WORK INSTRUCTIONS:
Please give back each entry below unaltered, leaving the pictures out.

Top of INFORMATION SHOWN

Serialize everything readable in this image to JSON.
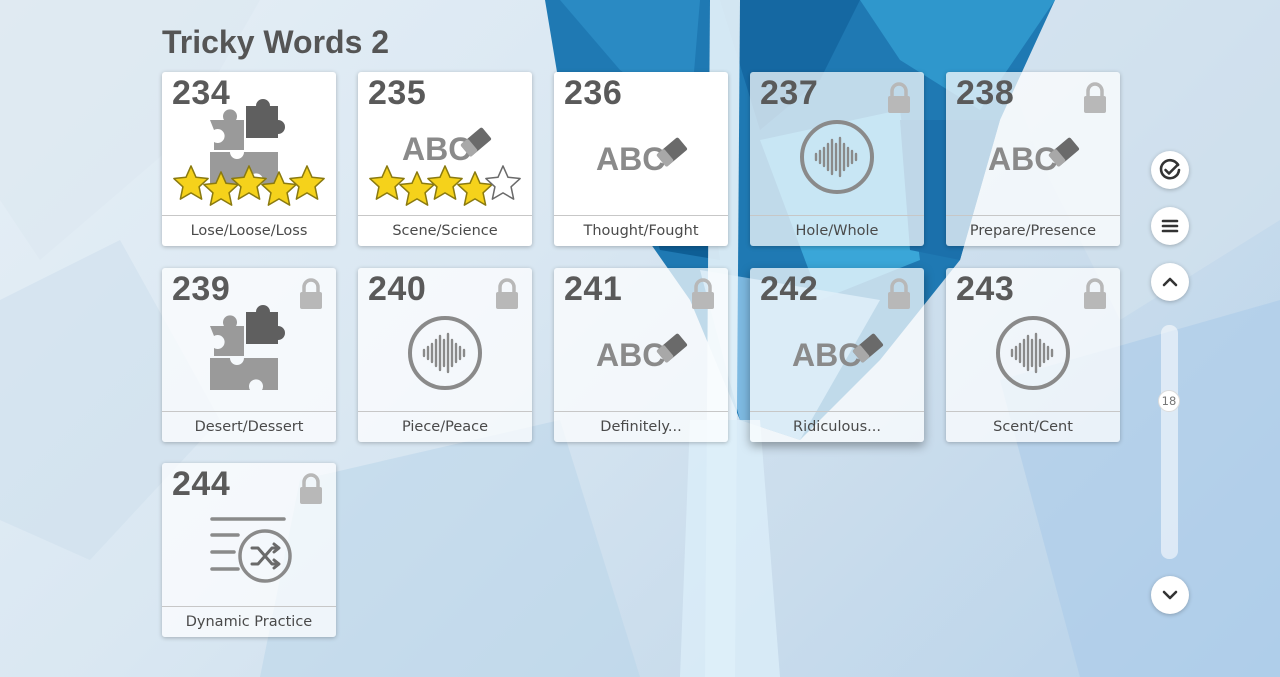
{
  "page": {
    "title": "Tricky Words 2"
  },
  "tiles": [
    {
      "number": "234",
      "label": "Lose/Loose/Loss",
      "icon": "puzzle-icon",
      "locked": false,
      "stars": 5
    },
    {
      "number": "235",
      "label": "Scene/Science",
      "icon": "abc-eraser-icon",
      "locked": false,
      "stars": 4
    },
    {
      "number": "236",
      "label": "Thought/Fought",
      "icon": "abc-eraser-icon",
      "locked": false,
      "stars": 0
    },
    {
      "number": "237",
      "label": "Hole/Whole",
      "icon": "audio-wave-icon",
      "locked": true,
      "stars": 0
    },
    {
      "number": "238",
      "label": "Prepare/Presence",
      "icon": "abc-eraser-icon",
      "locked": true,
      "stars": 0
    },
    {
      "number": "239",
      "label": "Desert/Dessert",
      "icon": "puzzle-icon",
      "locked": true,
      "stars": 0
    },
    {
      "number": "240",
      "label": "Piece/Peace",
      "icon": "audio-wave-icon",
      "locked": true,
      "stars": 0
    },
    {
      "number": "241",
      "label": "Definitely...",
      "icon": "abc-eraser-icon",
      "locked": true,
      "stars": 0
    },
    {
      "number": "242",
      "label": "Ridiculous...",
      "icon": "abc-eraser-icon",
      "locked": true,
      "stars": 0
    },
    {
      "number": "243",
      "label": "Scent/Cent",
      "icon": "audio-wave-icon",
      "locked": true,
      "stars": 0
    },
    {
      "number": "244",
      "label": "Dynamic Practice",
      "icon": "shuffle-list-icon",
      "locked": true,
      "stars": 0
    }
  ],
  "icon_text": {
    "abc": "ABC"
  },
  "sidebar": {
    "buttons": [
      "check-circle-icon",
      "menu-icon",
      "chevron-up-icon",
      "chevron-down-icon"
    ],
    "scroll_value": "18"
  },
  "colors": {
    "star_fill": "#f5d21b",
    "icon_gray": "#8a8a8a",
    "title": "#555555"
  }
}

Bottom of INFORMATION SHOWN

WRITTEN REPLY:
Serialize everything readable in this image to JSON.
{
  "page": {
    "title": "Tricky Words 2"
  },
  "tiles": [
    {
      "number": "234",
      "label": "Lose/Loose/Loss",
      "icon": "puzzle-icon",
      "locked": false,
      "stars": 5
    },
    {
      "number": "235",
      "label": "Scene/Science",
      "icon": "abc-eraser-icon",
      "locked": false,
      "stars": 4
    },
    {
      "number": "236",
      "label": "Thought/Fought",
      "icon": "abc-eraser-icon",
      "locked": false,
      "stars": 0
    },
    {
      "number": "237",
      "label": "Hole/Whole",
      "icon": "audio-wave-icon",
      "locked": true,
      "stars": 0
    },
    {
      "number": "238",
      "label": "Prepare/Presence",
      "icon": "abc-eraser-icon",
      "locked": true,
      "stars": 0
    },
    {
      "number": "239",
      "label": "Desert/Dessert",
      "icon": "puzzle-icon",
      "locked": true,
      "stars": 0
    },
    {
      "number": "240",
      "label": "Piece/Peace",
      "icon": "audio-wave-icon",
      "locked": true,
      "stars": 0
    },
    {
      "number": "241",
      "label": "Definitely...",
      "icon": "abc-eraser-icon",
      "locked": true,
      "stars": 0
    },
    {
      "number": "242",
      "label": "Ridiculous...",
      "icon": "abc-eraser-icon",
      "locked": true,
      "stars": 0
    },
    {
      "number": "243",
      "label": "Scent/Cent",
      "icon": "audio-wave-icon",
      "locked": true,
      "stars": 0
    },
    {
      "number": "244",
      "label": "Dynamic Practice",
      "icon": "shuffle-list-icon",
      "locked": true,
      "stars": 0
    }
  ],
  "icon_text": {
    "abc": "ABC"
  },
  "sidebar": {
    "buttons": [
      "check-circle-icon",
      "menu-icon",
      "chevron-up-icon",
      "chevron-down-icon"
    ],
    "scroll_value": "18"
  },
  "colors": {
    "star_fill": "#f5d21b",
    "icon_gray": "#8a8a8a",
    "title": "#555555"
  }
}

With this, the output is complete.